Marine biologiests, conservationists, divers, and hobbyists, are fighting the good fight against the voracious lionfish (Pterois volitans) which have invaded the Atlantic Ocean – from Florida, to Rhode Island, to the Caribbean. But questions persist about how the fish – which are native to the Pacific Ocean – ended up in Atlantic waters.
In 1995, in the Newsletter of the Introduced Fish Section, a publication of the American Fisheries Society, Walter Courtenay – a fisheries biologist and professor emeritus at Florida Atlantic University in Boca Raton, Florida – suggested a link between Hurricane Andrew as a possible culprit. It was just days after the 1992 hurricane made landfall that an informant to Courtenay told him about “six to eight lionfish” had been spotted alive in Florida's Biscayne Bay. They were thought to have escaped after Andrew destroyed their large aquarium which was located on a seawall at the edge of the bay.
Nearly a decade later, Courtenay says he would like to “put this idea to rest”.
It was second-hand information, which unfortunately continues to spread, so that Andrew is often mentioned as the reason for the catastrophic lionfish invasion.
– Walter Courtenay, Fisheries Biologist / Professor, Florida Atlantic University
Courtenay explained that he published the report because he wanted people to keep an eye out for the lionfish, and to track their spread if they successfully established a breeding population – but he never received a report about any additional sightings. He now believes it unlikely that this event – if it happened – led to the current invasion.
While diving with Coast Watch Alliance in the last Gulf Coast Lionfish Coalition derby in Pensacola, Florida, Alex Fogg filmed the above video as he came across a reef that had a high density of lionfish present. His group determined that this site was in fact an upside down sunken Airplane.
In the northern Gulf of Mexico, we see some of the highest densities of lionfish reported. Due to lack of air and bottom time, we needed to return on a different day. Our combined total [removed] was more than 200 lionfish.
– Alex Fogg
James Morris Jr., an ecologist with the National Oceanic and Atmospheric Administration's (NOAA) Center for Coastal Fisheries and Habitat Research in Beaufort, North Carolina, cited that the first record of a lionfish being caught off the Atlantic coast took place in 1985 in Dania, Florida, just north of Miami.
The most likely vector for all the invading lionfish was someone – or even several people – in the aquarium trade, releasing the fish – and possibly eggs – into the wild.
– James Morris Jr., NOAA
Dr. Zack Jud, a marine ecologist, has spent years focusing his research on human disturbance in coastal ecosystems. Much of his research has been carried out on the Indian River Lagoon and its tributaries.
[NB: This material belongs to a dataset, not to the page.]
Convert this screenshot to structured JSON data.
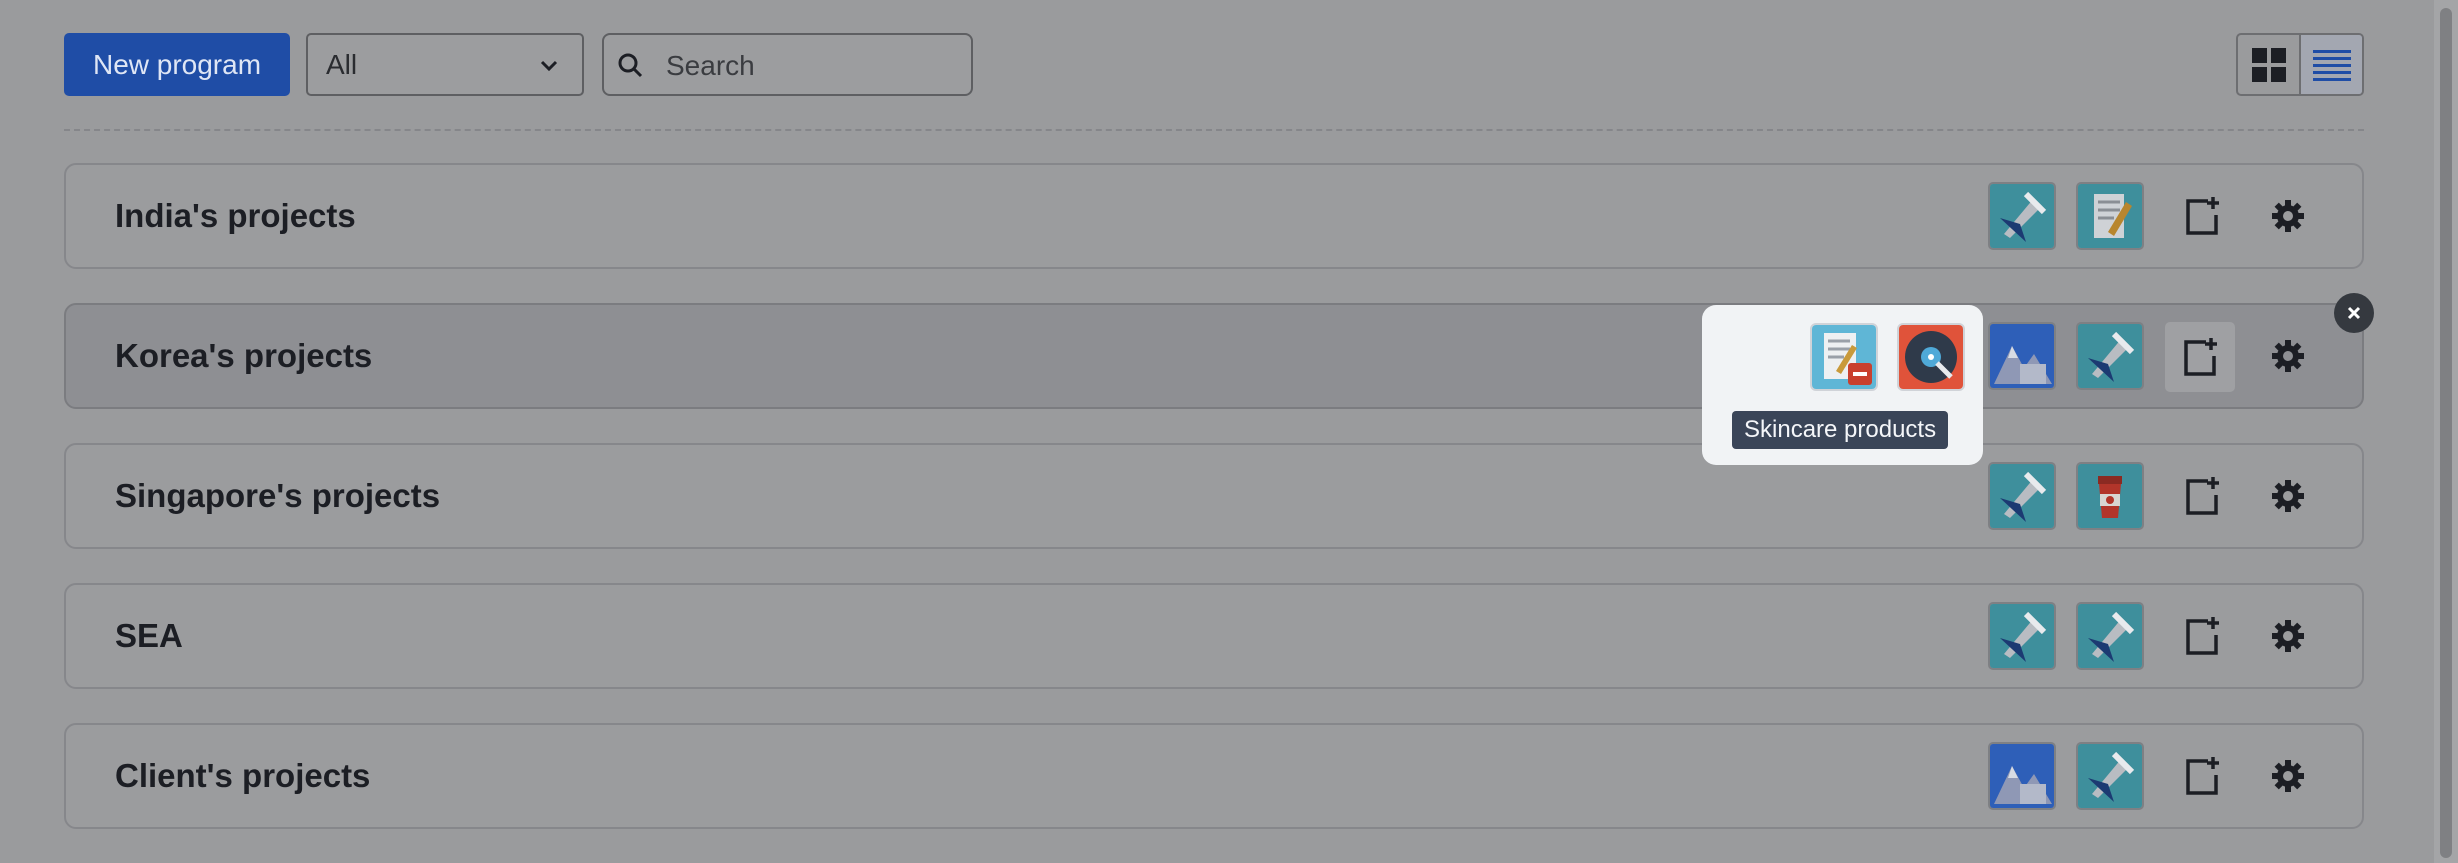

In 2010, Jud discovered the first estuarine invasion by lionfish in the Western Hemisphere. The venom-spined predators from the Indo-Pacific have taken up an unwelcome residence throughout the Western Atlantic, Gulf of Mexico and the Caribbean.
Ever-growing populations of lionfish pose a potential risk to our native ecosystems. Scientific research into the invasion has expanded at a rapid pace, much of which has been aimed at identifying how lionfish initially got into our waters, why they have been so successful here, what effect they are having on our native species and what, if anything, can be done to stem their spread.
As hobbyists, perhaps the worst thing we can do is release non-native species into the wild. It is our duty to educate fellow hobbyists of all ages against doing so, in order to preserve our hobby – and our environment – for future generations.